Buy what appreciates, rent what depreciates. A great option for businesses who need their IT software and hardware straight away but don’t have the cash to outlay, is to go with a rental agreement. This option is often chosen due to:
- The flexibility to add extra equipment or extend the lease term
- The ability to make partial or full upgrades during the rental term
- The ability to make structured and tax-deductible payments
- Eliminating the risk of your investment eventually becoming obsolete.
4. Avoid Data Loss
When you decide to get rid of your old computer in favour of a new model, you need to decide how you will move files from the old to the new. You might use a flash drive as a way of backing up critical files. Updating a company-wide system is no different: how are you protecting vital information during the transition?
5. Communication and Change Management
It’s important to update your system in bite-sized pieces to help employees adjust to a large change and reduce the possibility of workflow halting bugs.

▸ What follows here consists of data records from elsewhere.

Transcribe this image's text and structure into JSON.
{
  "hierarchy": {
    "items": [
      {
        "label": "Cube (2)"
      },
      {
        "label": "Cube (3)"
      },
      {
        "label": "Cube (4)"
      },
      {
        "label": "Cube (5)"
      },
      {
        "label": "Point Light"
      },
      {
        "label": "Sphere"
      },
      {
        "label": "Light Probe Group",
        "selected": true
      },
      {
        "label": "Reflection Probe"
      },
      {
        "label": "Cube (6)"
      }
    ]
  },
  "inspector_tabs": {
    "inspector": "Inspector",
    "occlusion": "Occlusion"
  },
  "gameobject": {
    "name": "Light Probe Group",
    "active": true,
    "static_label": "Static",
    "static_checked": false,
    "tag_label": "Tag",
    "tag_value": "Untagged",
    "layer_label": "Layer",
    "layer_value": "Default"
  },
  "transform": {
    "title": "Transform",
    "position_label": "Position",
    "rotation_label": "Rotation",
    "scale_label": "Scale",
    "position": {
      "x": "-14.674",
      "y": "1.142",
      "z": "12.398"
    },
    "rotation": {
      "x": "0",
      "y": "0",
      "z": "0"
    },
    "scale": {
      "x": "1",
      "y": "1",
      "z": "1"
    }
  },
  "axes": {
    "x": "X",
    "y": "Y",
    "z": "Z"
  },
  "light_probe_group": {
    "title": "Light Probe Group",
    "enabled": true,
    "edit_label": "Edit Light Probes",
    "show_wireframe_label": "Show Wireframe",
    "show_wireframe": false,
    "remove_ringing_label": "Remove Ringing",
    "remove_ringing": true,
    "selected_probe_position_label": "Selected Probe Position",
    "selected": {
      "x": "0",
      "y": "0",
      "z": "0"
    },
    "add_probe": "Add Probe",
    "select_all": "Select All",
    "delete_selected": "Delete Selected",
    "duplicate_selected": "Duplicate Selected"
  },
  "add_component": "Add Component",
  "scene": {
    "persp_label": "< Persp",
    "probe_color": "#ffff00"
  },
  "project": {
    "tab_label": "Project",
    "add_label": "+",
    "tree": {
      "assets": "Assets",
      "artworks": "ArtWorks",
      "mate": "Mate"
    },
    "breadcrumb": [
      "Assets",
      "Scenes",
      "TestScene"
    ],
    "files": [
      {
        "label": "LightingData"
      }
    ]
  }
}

It’s better to guide people through change in a way that sustains and embeds the new operating system and new way of working.
Waiting until an employee says, “with the old system I did it like this, what do I do now?” is a symptom of a reactive approach you should avoid. Having a workshop where everyone is free to ask questions can expedite the learning process.
6. Beta Testing
Have you ever spent five hours on a project that was supposed to take four? It’s rare to complete a project without any hiccups along the way, and upgrading a legacy system is no different. Instead of going live to your whole company with the updated version, consider only having a small group try it out. This way all the speed bumps are taken care of before the system update “grand-opening.”
7. Enlist professional support
Updating a legacy system is cumbersome. It involves deciding who should do what, creating a timeline, calculating your potential ROI – and the list goes on. If your business is still using Windows 7, you would be wise to begin planning for its end of life date. The sooner you begin planning your business’s transition to Windows 10 the more time you’ll have to address issues whilst Windows 7 is still being supported.
AfterDark Technology have local professionals who can assist you in that planning and help you create a schedule for the transition. We can help you implement solutions that will enable a smooth transition to a more modern operating system. Contact us to get started!